--- START ---
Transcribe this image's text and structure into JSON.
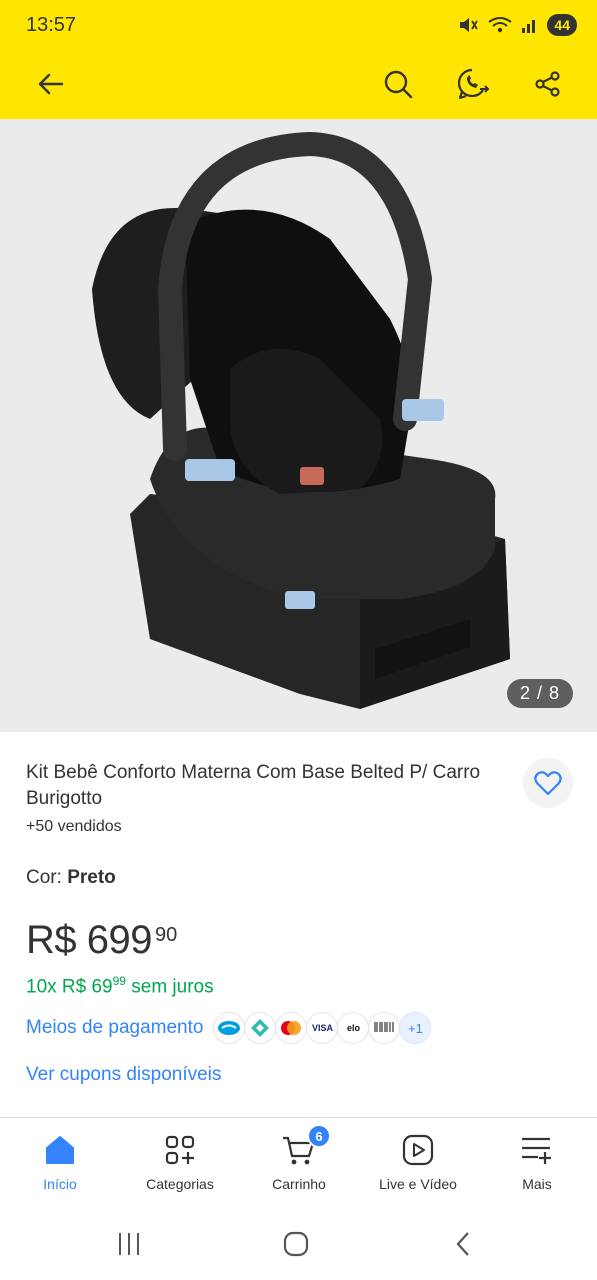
{
  "status_bar": {
    "time": "13:57",
    "battery": "44"
  },
  "top_bar": {
    "back": "back-arrow-icon",
    "search": "search-icon",
    "whatsapp": "whatsapp-icon",
    "share": "share-icon"
  },
  "gallery": {
    "counter": "2 / 8"
  },
  "product": {
    "title": "Kit Bebê Conforto Materna Com Base Belted P/ Carro Burigotto",
    "sold": "+50 vendidos",
    "color_label": "Cor: ",
    "color_value": "Preto",
    "price_main": "R$ 699",
    "price_cents": "90",
    "installments_prefix": "10x R$ 69",
    "installments_cents": "99",
    "installments_suffix": " sem juros",
    "payment_label": "Meios de pagamento",
    "payment_methods": [
      "Mercado Pago",
      "Pix",
      "Mastercard",
      "VISA",
      "elo",
      "Boleto"
    ],
    "payment_more": "+1",
    "coupons_link": "Ver cupons disponíveis"
  },
  "bottom_nav": [
    {
      "label": "Início",
      "icon": "home-icon",
      "active": true
    },
    {
      "label": "Categorias",
      "icon": "categories-icon"
    },
    {
      "label": "Carrinho",
      "icon": "cart-icon",
      "badge": "6"
    },
    {
      "label": "Live e Vídeo",
      "icon": "play-icon"
    },
    {
      "label": "Mais",
      "icon": "menu-icon"
    }
  ],
  "colors": {
    "brand_yellow": "#ffe600",
    "link_blue": "#3483fa",
    "success_green": "#00a650"
  }
}
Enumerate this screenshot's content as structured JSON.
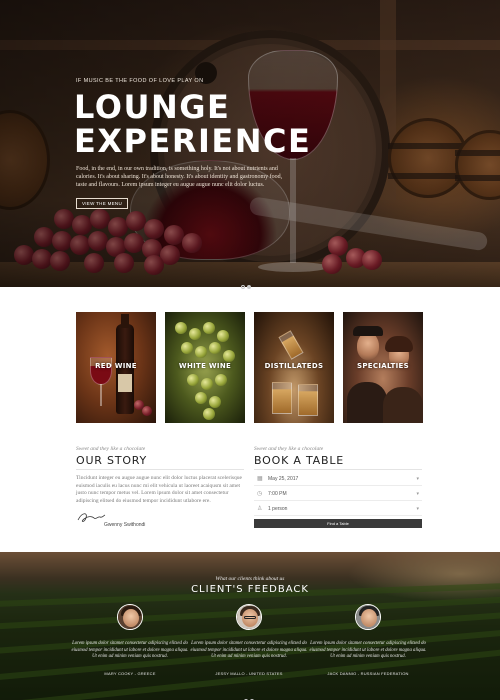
{
  "hero": {
    "eyebrow": "IF MUSIC BE THE FOOD OF LOVE PLAY ON",
    "title_line1": "LOUNGE",
    "title_line2": "EXPERIENCE",
    "text": "Food, in the end, in our own tradition, is something holy. It's not about nutrients and calories. It's about sharing. It's about honesty. It's about identity and gastronomy food, taste and flavours. Lorem ipsum integer eu augue augue nunc elit dolor luctus.",
    "button_label": "VIEW THE MENU",
    "slides": 2,
    "active_slide": 0
  },
  "categories": [
    {
      "label": "RED WINE"
    },
    {
      "label": "WHITE WINE"
    },
    {
      "label": "DISTILLATEDS"
    },
    {
      "label": "SPECIALTIES"
    }
  ],
  "story": {
    "kicker": "Sweet and they like a chocolate",
    "title": "OUR STORY",
    "text": "Tincidunt integer eu augue augue nunc elit dolor luctus placerat scelerisque euismod iaculis eu lacus nunc mi elit vehicula ut laoreet acaiqusm sit amet justo nunc tempor metus vel. Lorem ipsum dolor sit amet consectetur adipiscing elitsed do eiusmod tempor incididunt utlabore ere.",
    "signature_name": "Gwenny Swithondi"
  },
  "booking": {
    "kicker": "Sweet and they like a chocolate",
    "title": "BOOK A TABLE",
    "date_value": "May 25, 2017",
    "time_value": "7:00 PM",
    "people_value": "1 person",
    "button_label": "Find a Table",
    "icons": {
      "date": "calendar-icon",
      "time": "clock-icon",
      "people": "user-icon"
    }
  },
  "feedback": {
    "kicker": "What our clients think about us",
    "title": "CLIENT'S FEEDBACK",
    "items": [
      {
        "quote": "Lorem ipsum dolor sitamet consectetur adipiscing elitsed do eiusmod tempor incididunt ut labore et dolore magna aliqua. Ut enim ad minim veniam quis nostrud.",
        "author": "MARY COOKY - GREECE"
      },
      {
        "quote": "Lorem ipsum dolor sitamet consectetur adipiscing elitsed do eiusmod tempor incididunt ut labore et dolore magna aliqua. Ut enim ad minim veniam quis nostrud.",
        "author": "JESSY MALLO - UNITED STATES"
      },
      {
        "quote": "Lorem ipsum dolor sitamet consectetur adipiscing elitsed do eiusmod tempor incididunt ut labore et dolore magna aliqua. Ut enim ad minim veniam quis nostrud.",
        "author": "JACK DANNIO - RUSSIAN FEDERATION"
      }
    ],
    "slides": 2,
    "active_slide": 0
  }
}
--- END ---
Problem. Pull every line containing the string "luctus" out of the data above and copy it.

Exercise result.
    "text": "Food, in the end, in our own tradition, is something holy. It's not about nutrients and calories. It's about sharing. It's about honesty. It's about identity and gastronomy food, taste and flavours. Lorem ipsum integer eu augue augue nunc elit dolor luctus.",
    "text": "Tincidunt integer eu augue augue nunc elit dolor luctus placerat scelerisque euismod iaculis eu lacus nunc mi elit vehicula ut laoreet acaiqusm sit amet justo nunc tempor metus vel. Lorem ipsum dolor sit amet consectetur adipiscing elitsed do eiusmod tempor incididunt utlabore ere.",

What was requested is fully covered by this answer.